Start of DATA EXCERPTS

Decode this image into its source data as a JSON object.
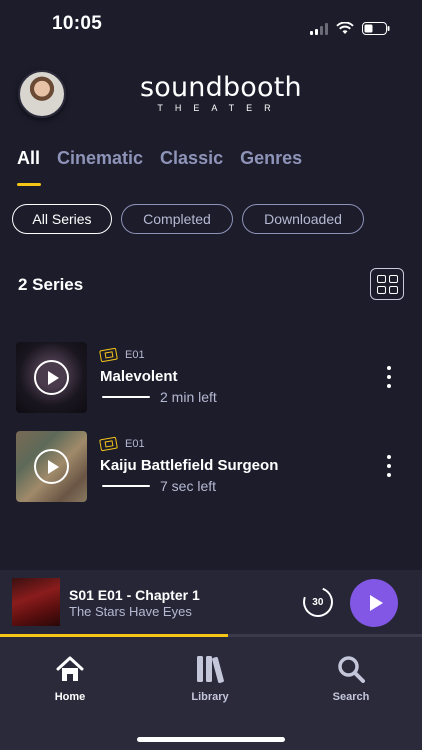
{
  "status_bar": {
    "time": "10:05"
  },
  "header": {
    "logo_main": "soundbooth",
    "logo_sub": "THEATER"
  },
  "category_tabs": [
    {
      "label": "All",
      "active": true
    },
    {
      "label": "Cinematic",
      "active": false
    },
    {
      "label": "Classic",
      "active": false
    },
    {
      "label": "Genres",
      "active": false
    }
  ],
  "filter_chips": [
    {
      "label": "All Series",
      "active": true
    },
    {
      "label": "Completed",
      "active": false
    },
    {
      "label": "Downloaded",
      "active": false
    }
  ],
  "series_count": "2 Series",
  "series": [
    {
      "episode": "E01",
      "title": "Malevolent",
      "time_left": "2 min left"
    },
    {
      "episode": "E01",
      "title": "Kaiju Battlefield Surgeon",
      "time_left": "7 sec left"
    }
  ],
  "mini_player": {
    "title": "S01 E01 - Chapter 1",
    "subtitle": "The Stars Have Eyes",
    "rewind_label": "30",
    "progress": 0.54
  },
  "bottom_nav": [
    {
      "label": "Home",
      "icon": "home-icon",
      "active": true
    },
    {
      "label": "Library",
      "icon": "library-icon",
      "active": false
    },
    {
      "label": "Search",
      "icon": "search-icon",
      "active": false
    }
  ],
  "colors": {
    "accent": "#f5c518",
    "play": "#8257e5",
    "background": "#1c1c2b"
  }
}
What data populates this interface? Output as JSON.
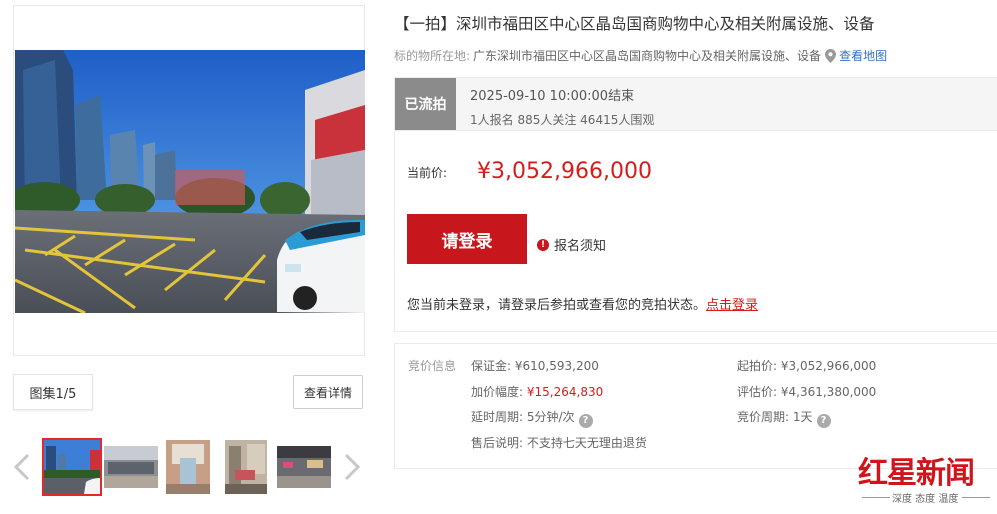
{
  "gallery": {
    "album_label": "图集1/5",
    "detail_button": "查看详情",
    "prev_icon": "chevron-left-icon",
    "next_icon": "chevron-right-icon"
  },
  "header": {
    "title": "【一拍】深圳市福田区中心区晶岛国商购物中心及相关附属设施、设备",
    "location_label": "标的物所在地:",
    "location_value": "广东深圳市福田区中心区晶岛国商购物中心及相关附属设施、设备",
    "map_link": "查看地图"
  },
  "status": {
    "badge": "已流拍",
    "end_time": "2025-09-10 10:00:00结束",
    "stats": "1人报名  885人关注  46415人围观"
  },
  "bid": {
    "price_label": "当前价:",
    "price_value": "¥3,052,966,000",
    "login_button": "请登录",
    "notice_label": "报名须知",
    "login_message": "您当前未登录，请登录后参拍或查看您的竞拍状态。",
    "login_link": "点击登录"
  },
  "info": {
    "heading": "竞价信息",
    "deposit_label": "保证金:",
    "deposit_value": "¥610,593,200",
    "start_label": "起拍价:",
    "start_value": "¥3,052,966,000",
    "increment_label": "加价幅度:",
    "increment_value": "¥15,264,830",
    "appraisal_label": "评估价:",
    "appraisal_value": "¥4,361,380,000",
    "delay_label": "延时周期:",
    "delay_value": "5分钟/次",
    "cycle_label": "竞价周期:",
    "cycle_value": "1天",
    "aftersale_label": "售后说明:",
    "aftersale_value": "不支持七天无理由退货"
  },
  "watermark": {
    "brand": "红星新闻",
    "slogan": "深度 态度 温度"
  },
  "colors": {
    "accent_red": "#c8161d",
    "price_red": "#d71c1c",
    "badge_gray": "#8b8b8b",
    "link_blue": "#3a6fc7"
  }
}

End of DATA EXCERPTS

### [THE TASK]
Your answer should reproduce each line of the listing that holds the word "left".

### [WRITTEN RESPONSE]
      "time_left": "2 min left"
      "time_left": "7 sec left"
    "prev_icon": "chevron-left-icon",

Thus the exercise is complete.